[SUPPLIED DATA — start]
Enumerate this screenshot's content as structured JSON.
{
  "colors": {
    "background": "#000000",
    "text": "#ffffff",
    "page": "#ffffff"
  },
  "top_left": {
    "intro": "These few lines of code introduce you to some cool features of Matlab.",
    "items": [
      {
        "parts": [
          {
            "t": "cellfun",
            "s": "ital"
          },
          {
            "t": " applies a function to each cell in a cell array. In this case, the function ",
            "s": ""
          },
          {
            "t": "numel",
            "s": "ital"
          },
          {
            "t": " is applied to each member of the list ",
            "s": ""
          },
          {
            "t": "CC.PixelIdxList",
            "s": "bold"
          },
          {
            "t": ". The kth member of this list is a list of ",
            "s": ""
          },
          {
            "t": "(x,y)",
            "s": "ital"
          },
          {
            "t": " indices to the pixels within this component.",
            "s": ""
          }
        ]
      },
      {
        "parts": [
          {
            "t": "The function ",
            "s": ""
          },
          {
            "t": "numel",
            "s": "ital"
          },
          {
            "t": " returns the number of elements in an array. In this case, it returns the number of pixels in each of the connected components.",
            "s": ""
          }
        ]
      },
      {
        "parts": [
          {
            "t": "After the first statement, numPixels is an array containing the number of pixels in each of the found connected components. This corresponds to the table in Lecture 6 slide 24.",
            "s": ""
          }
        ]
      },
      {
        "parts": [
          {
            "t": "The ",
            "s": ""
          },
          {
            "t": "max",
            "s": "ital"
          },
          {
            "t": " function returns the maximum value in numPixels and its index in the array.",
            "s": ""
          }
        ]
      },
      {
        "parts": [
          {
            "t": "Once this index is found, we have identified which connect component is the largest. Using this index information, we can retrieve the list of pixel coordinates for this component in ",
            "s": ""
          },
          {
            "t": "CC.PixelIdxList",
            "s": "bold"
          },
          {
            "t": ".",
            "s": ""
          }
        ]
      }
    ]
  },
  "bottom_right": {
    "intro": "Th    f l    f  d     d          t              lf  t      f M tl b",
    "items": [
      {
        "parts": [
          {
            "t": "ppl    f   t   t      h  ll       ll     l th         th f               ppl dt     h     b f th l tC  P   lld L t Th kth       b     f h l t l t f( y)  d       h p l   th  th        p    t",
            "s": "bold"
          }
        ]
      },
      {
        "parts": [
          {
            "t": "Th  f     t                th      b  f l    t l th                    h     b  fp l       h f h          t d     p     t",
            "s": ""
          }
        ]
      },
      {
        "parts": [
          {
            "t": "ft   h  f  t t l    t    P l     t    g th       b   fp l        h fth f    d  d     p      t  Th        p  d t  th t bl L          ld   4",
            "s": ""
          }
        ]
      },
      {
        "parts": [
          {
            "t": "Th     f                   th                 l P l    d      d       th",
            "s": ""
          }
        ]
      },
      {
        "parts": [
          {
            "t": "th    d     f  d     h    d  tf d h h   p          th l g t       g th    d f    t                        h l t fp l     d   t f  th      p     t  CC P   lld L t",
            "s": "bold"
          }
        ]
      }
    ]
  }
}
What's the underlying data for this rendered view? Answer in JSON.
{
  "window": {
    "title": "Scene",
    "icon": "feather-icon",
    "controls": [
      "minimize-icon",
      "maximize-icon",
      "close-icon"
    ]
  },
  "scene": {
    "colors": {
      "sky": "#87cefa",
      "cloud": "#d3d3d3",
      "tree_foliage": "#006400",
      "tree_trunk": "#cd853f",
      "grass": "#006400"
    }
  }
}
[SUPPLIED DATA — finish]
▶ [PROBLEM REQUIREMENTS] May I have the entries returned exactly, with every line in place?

▶ [ANSWER TO THIS TASK]
Enumerate this screenshot's content as structured JSON.
{
  "colors": {
    "background": "#000000",
    "text": "#ffffff",
    "page": "#ffffff"
  },
  "top_left": {
    "intro": "These few lines of code introduce you to some cool features of Matlab.",
    "items": [
      {
        "parts": [
          {
            "t": "cellfun",
            "s": "ital"
          },
          {
            "t": " applies a function to each cell in a cell array. In this case, the function ",
            "s": ""
          },
          {
            "t": "numel",
            "s": "ital"
          },
          {
            "t": " is applied to each member of the list ",
            "s": ""
          },
          {
            "t": "CC.PixelIdxList",
            "s": "bold"
          },
          {
            "t": ". The kth member of this list is a list of ",
            "s": ""
          },
          {
            "t": "(x,y)",
            "s": "ital"
          },
          {
            "t": " indices to the pixels within this component.",
            "s": ""
          }
        ]
      },
      {
        "parts": [
          {
            "t": "The function ",
            "s": ""
          },
          {
            "t": "numel",
            "s": "ital"
          },
          {
            "t": " returns the number of elements in an array. In this case, it returns the number of pixels in each of the connected components.",
            "s": ""
          }
        ]
      },
      {
        "parts": [
          {
            "t": "After the first statement, numPixels is an array containing the number of pixels in each of the found connected components. This corresponds to the table in Lecture 6 slide 24.",
            "s": ""
          }
        ]
      },
      {
        "parts": [
          {
            "t": "The ",
            "s": ""
          },
          {
            "t": "max",
            "s": "ital"
          },
          {
            "t": " function returns the maximum value in numPixels and its index in the array.",
            "s": ""
          }
        ]
      },
      {
        "parts": [
          {
            "t": "Once this index is found, we have identified which connect component is the largest. Using this index information, we can retrieve the list of pixel coordinates for this component in ",
            "s": ""
          },
          {
            "t": "CC.PixelIdxList",
            "s": "bold"
          },
          {
            "t": ".",
            "s": ""
          }
        ]
      }
    ]
  },
  "bottom_right": {
    "intro": "Th    f l    f  d     d          t              lf  t      f M tl b",
    "items": [
      {
        "parts": [
          {
            "t": "ppl    f   t   t      h  ll       ll     l th         th f               ppl dt     h     b f th l tC  P   lld L t Th kth       b     f h l t l t f( y)  d       h p l   th  th        p    t",
            "s": "bold"
          }
        ]
      },
      {
        "parts": [
          {
            "t": "Th  f     t                th      b  f l    t l th                    h     b  fp l       h f h          t d     p     t",
            "s": ""
          }
        ]
      },
      {
        "parts": [
          {
            "t": "ft   h  f  t t l    t    P l     t    g th       b   fp l        h fth f    d  d     p      t  Th        p  d t  th t bl L          ld   4",
            "s": ""
          }
        ]
      },
      {
        "parts": [
          {
            "t": "Th     f                   th                 l P l    d      d       th",
            "s": ""
          }
        ]
      },
      {
        "parts": [
          {
            "t": "th    d     f  d     h    d  tf d h h   p          th l g t       g th    d f    t                        h l t fp l     d   t f  th      p     t  CC P   lld L t",
            "s": "bold"
          }
        ]
      }
    ]
  }
}
What's the underlying data for this rendered view? Answer in JSON.
{
  "window": {
    "title": "Scene",
    "icon": "feather-icon",
    "controls": [
      "minimize-icon",
      "maximize-icon",
      "close-icon"
    ]
  },
  "scene": {
    "colors": {
      "sky": "#87cefa",
      "cloud": "#d3d3d3",
      "tree_foliage": "#006400",
      "tree_trunk": "#cd853f",
      "grass": "#006400"
    }
  }
}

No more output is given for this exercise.